— DESCRIPTION OF THE TASK —
Each line below that carries the string "JSON" must appear in the answer.
[DATA RECORDS Boundary: Start]
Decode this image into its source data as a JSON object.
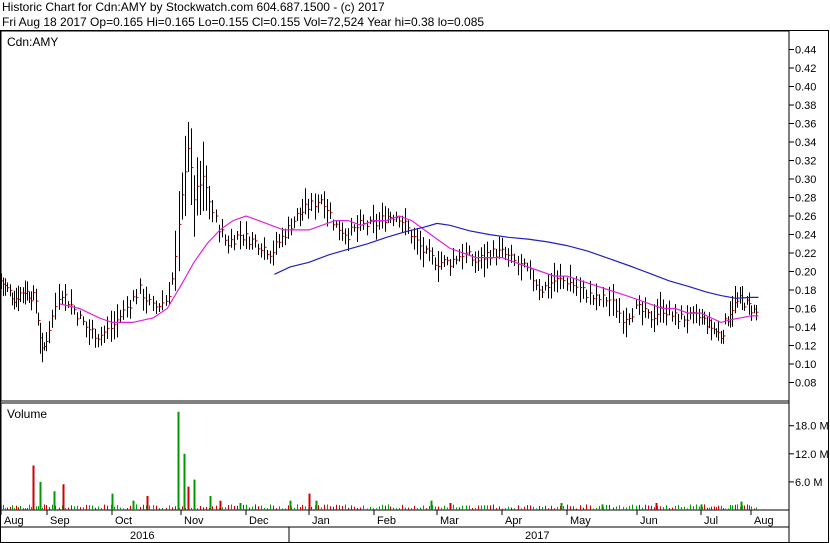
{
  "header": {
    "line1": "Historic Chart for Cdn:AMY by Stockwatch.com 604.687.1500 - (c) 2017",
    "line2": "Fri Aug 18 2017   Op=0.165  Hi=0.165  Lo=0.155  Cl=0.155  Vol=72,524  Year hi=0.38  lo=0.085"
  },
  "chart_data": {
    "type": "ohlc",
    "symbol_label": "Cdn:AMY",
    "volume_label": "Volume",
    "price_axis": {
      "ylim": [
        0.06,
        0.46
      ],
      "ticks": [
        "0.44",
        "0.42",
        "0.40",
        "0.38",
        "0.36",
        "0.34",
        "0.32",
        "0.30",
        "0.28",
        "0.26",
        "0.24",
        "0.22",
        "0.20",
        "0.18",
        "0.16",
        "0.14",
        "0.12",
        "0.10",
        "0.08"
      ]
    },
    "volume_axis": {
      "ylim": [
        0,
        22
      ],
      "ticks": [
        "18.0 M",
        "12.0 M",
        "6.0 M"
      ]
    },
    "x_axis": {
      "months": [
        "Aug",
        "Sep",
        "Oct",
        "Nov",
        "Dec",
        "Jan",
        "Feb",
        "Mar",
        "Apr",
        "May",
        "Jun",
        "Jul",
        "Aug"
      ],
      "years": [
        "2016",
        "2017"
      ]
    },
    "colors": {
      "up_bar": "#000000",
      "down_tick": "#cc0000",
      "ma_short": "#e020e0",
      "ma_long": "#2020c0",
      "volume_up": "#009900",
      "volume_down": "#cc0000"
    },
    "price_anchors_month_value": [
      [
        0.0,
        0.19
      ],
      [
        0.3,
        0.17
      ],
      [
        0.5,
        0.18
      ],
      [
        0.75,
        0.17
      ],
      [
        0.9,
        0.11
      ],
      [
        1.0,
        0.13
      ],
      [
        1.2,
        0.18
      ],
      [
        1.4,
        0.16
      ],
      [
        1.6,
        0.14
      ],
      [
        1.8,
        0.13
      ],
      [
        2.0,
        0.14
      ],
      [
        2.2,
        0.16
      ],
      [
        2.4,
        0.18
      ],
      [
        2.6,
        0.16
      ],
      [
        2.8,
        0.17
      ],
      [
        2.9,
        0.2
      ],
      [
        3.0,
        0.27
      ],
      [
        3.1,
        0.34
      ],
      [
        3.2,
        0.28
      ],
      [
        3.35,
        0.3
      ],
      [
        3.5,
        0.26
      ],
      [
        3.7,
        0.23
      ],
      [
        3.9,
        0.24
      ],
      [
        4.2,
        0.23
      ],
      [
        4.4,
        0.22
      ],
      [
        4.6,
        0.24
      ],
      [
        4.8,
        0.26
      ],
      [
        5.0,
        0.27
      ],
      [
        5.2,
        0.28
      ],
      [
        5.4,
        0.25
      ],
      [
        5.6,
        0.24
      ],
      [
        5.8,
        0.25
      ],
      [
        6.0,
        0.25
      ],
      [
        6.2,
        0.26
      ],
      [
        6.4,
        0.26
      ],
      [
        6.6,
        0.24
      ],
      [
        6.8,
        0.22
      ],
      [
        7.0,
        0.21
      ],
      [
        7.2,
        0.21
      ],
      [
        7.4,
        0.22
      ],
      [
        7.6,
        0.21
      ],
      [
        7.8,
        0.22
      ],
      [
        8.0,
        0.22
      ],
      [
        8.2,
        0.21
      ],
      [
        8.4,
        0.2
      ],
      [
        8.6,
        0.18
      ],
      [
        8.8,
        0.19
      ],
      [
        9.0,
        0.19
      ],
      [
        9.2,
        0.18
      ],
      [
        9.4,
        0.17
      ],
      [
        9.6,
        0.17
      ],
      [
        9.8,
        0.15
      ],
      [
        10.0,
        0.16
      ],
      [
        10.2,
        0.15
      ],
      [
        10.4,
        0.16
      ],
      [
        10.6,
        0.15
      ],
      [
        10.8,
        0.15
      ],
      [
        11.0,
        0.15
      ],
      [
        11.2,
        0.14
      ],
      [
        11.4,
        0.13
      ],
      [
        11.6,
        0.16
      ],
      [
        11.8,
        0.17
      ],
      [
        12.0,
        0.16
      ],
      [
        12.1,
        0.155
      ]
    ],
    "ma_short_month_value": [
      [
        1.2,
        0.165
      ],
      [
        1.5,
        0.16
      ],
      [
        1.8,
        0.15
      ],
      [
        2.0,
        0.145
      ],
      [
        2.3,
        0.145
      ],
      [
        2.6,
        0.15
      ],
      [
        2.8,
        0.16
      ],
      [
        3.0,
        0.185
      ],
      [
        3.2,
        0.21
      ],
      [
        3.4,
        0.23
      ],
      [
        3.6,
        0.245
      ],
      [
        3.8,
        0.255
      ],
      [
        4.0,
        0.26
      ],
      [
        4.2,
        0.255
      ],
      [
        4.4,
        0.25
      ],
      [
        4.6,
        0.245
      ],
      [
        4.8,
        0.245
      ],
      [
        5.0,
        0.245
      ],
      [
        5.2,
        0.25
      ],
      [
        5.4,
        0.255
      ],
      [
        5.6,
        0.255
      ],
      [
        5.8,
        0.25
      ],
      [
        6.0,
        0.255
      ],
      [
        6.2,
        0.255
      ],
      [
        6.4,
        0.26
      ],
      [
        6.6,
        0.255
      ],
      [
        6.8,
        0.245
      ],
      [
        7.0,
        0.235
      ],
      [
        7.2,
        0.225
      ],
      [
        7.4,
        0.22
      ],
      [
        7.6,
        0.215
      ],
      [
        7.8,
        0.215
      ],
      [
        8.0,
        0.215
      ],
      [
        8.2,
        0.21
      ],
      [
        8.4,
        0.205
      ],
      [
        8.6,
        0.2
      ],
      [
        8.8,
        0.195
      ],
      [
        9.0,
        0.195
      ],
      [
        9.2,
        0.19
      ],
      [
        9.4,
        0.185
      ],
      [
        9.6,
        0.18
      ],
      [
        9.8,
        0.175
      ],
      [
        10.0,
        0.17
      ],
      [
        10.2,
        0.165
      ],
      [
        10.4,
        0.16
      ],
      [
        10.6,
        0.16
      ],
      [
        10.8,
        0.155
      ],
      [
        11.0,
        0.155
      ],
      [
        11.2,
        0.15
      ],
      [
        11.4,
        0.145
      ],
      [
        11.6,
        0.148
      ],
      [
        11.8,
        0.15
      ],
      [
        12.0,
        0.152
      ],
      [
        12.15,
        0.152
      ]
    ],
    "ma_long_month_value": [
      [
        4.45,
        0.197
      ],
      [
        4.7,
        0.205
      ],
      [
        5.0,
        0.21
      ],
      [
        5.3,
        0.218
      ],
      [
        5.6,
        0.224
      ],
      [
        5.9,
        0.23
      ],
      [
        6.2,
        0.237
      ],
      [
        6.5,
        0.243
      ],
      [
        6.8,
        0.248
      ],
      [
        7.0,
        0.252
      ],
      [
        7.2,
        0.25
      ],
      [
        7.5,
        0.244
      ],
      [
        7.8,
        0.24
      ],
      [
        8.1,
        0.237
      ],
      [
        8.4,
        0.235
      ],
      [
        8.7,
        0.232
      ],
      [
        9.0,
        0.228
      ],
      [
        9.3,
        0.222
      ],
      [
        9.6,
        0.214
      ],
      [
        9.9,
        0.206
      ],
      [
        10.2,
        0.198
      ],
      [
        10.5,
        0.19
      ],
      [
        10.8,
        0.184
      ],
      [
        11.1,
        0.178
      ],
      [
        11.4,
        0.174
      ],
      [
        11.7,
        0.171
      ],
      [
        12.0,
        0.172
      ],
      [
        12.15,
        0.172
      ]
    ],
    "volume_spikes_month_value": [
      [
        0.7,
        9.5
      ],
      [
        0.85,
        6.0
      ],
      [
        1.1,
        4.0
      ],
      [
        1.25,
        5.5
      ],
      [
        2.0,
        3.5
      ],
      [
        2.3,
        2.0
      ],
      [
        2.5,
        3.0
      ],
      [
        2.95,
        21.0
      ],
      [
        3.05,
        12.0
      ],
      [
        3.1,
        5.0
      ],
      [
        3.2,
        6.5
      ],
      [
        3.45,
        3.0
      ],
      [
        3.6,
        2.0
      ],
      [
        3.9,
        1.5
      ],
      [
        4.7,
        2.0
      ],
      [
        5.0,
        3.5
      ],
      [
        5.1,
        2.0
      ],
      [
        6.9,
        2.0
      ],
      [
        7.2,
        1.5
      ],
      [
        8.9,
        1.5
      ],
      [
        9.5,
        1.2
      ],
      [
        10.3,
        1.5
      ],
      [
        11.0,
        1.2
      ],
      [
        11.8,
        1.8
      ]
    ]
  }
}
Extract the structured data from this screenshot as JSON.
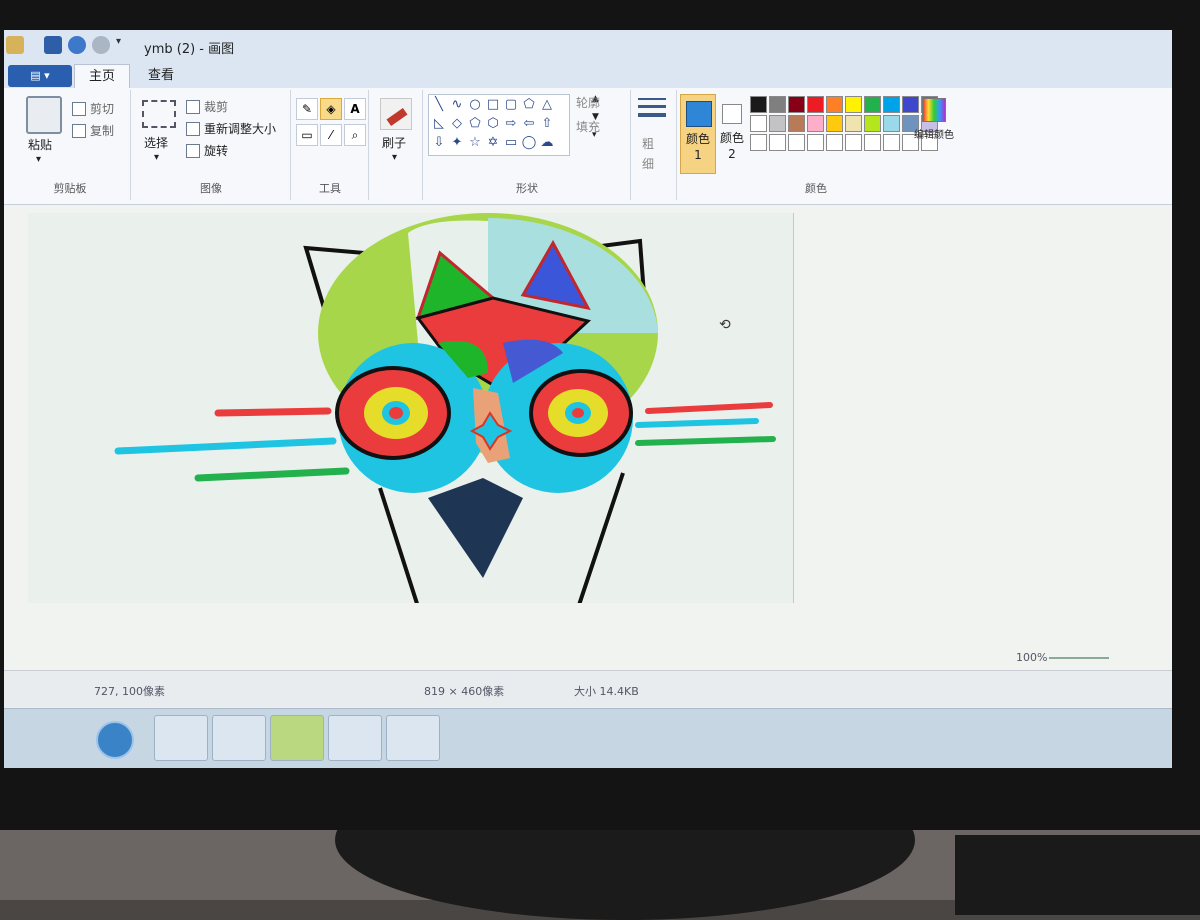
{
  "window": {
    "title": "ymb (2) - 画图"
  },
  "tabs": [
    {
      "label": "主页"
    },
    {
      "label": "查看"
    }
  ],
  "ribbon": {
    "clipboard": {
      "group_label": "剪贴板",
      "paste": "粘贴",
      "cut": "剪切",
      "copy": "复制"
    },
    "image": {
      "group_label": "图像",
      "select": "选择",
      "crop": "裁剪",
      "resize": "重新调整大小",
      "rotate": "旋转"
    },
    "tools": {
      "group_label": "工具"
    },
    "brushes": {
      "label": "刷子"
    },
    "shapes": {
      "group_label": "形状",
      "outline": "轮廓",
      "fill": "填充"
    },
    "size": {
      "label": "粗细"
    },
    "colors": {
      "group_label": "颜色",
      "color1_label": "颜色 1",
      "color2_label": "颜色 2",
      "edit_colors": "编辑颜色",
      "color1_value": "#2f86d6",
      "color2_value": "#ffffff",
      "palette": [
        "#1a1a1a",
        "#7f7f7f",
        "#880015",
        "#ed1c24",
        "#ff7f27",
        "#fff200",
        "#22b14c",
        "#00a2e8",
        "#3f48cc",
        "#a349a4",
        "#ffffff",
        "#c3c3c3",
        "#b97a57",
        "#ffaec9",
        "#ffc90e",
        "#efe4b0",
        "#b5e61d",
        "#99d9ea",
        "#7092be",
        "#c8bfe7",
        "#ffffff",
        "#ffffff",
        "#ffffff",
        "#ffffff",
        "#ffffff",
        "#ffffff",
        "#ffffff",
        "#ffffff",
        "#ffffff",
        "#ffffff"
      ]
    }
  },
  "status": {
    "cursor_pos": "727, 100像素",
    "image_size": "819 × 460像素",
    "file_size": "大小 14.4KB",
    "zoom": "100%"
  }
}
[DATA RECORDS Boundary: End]
— SOLUTION BELOW —
Decode this image into its source data as a JSON object.
Extract the structured data from this screenshot as JSON.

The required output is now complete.